  • Preservation of Tax Reliefs: By using an MVL, shareholders can preserve valuable tax reliefs, such as those related to Inheritance Tax (IHT) planning, which may not be available in other liquidation methods.

Frequently asked questions

What are the tax benefits of MVL?

The tax benefits of MVL is the ability to extract all of the assets from the company subject to Capital Gains Tax, rather than Income Tax.

Is MVL tax efficient?

Yes, a MVL is tax efficient due to low tax rates are applied to shareholder distributions in a MVL. For a taxpayer who qualifies for entrepreneurs relief, the example below illustrates how much money you could expect to be returned to you, when using an MVL.
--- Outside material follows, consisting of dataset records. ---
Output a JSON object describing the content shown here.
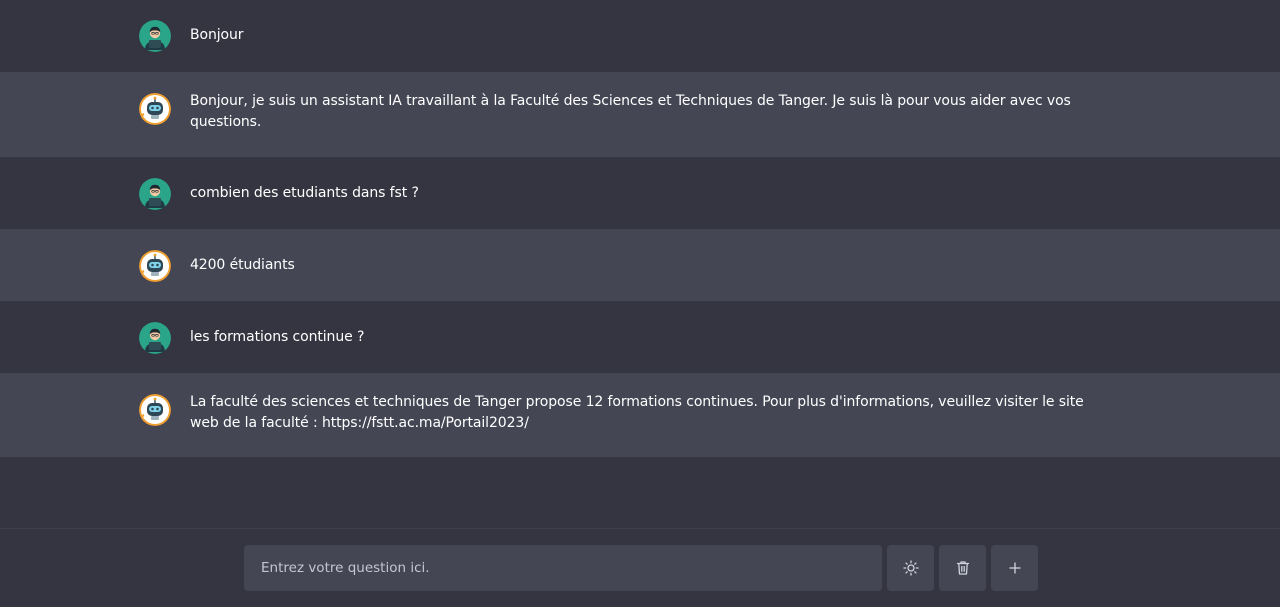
{
  "messages": [
    {
      "role": "user",
      "text": "Bonjour"
    },
    {
      "role": "bot",
      "text": "Bonjour, je suis un assistant IA travaillant à la Faculté des Sciences et Techniques de Tanger. Je suis là pour vous aider avec vos questions."
    },
    {
      "role": "user",
      "text": "combien des etudiants dans fst ?"
    },
    {
      "role": "bot",
      "text": "4200 étudiants"
    },
    {
      "role": "user",
      "text": "les formations continue ?"
    },
    {
      "role": "bot",
      "text": "La faculté des sciences et techniques de Tanger propose 12 formations continues. Pour plus d'informations, veuillez visiter le site web de la faculté : https://fstt.ac.ma/Portail2023/"
    }
  ],
  "composer": {
    "placeholder": "Entrez votre question ici.",
    "value": ""
  },
  "icons": {
    "user_avatar": "user-avatar-icon",
    "bot_avatar": "robot-avatar-icon",
    "theme": "sun-icon",
    "delete": "trash-icon",
    "new": "plus-icon"
  },
  "colors": {
    "background": "#343541",
    "bot_row": "#444654",
    "user_avatar_bg": "#2aa58a",
    "bot_avatar_accent": "#f0a030",
    "text": "#ffffff"
  }
}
In conclusion, Members’ Voluntary Liquidation offers significant tax advantages for shareholders of solvent companies looking to wind up their business operations. The key tax benefit lies in the treatment of distributions, which are typically considered capital receipts rather than income. This results in potentially lower capital gains tax rates on the proceeds received from the liquidation.

Additionally, the availability of Entrepreneurs’ Relief or other applicable tax reliefs can further reduce the CGT liability, making the MVL a tax-efficient option for shareholders to extract funds from the company. By carefully considering individual circumstances, applicable tax laws, and seeking guidance from qualified tax professionals, shareholders can optimize their tax position during an MVL and make informed decisions to maximize the financial benefits of this liquidation method.

Overall, Members’ Voluntary Liquidation tax advantages make it an attractive choice for those seeking a tax-efficient and smooth exit from their business endeavors.

Steve Jones Profile
Insolvency & Restructuring Expert at Business Insolvency Helpline

With over three decades of experience in the business and turnaround sector, Steve Jones is one of the founders of Business Insolvency Helpline. With specialist knowledge of Insolvency, Liquidations, Administration, Pre-packs, CVA, MVL, Restructuring Advice and Company investment.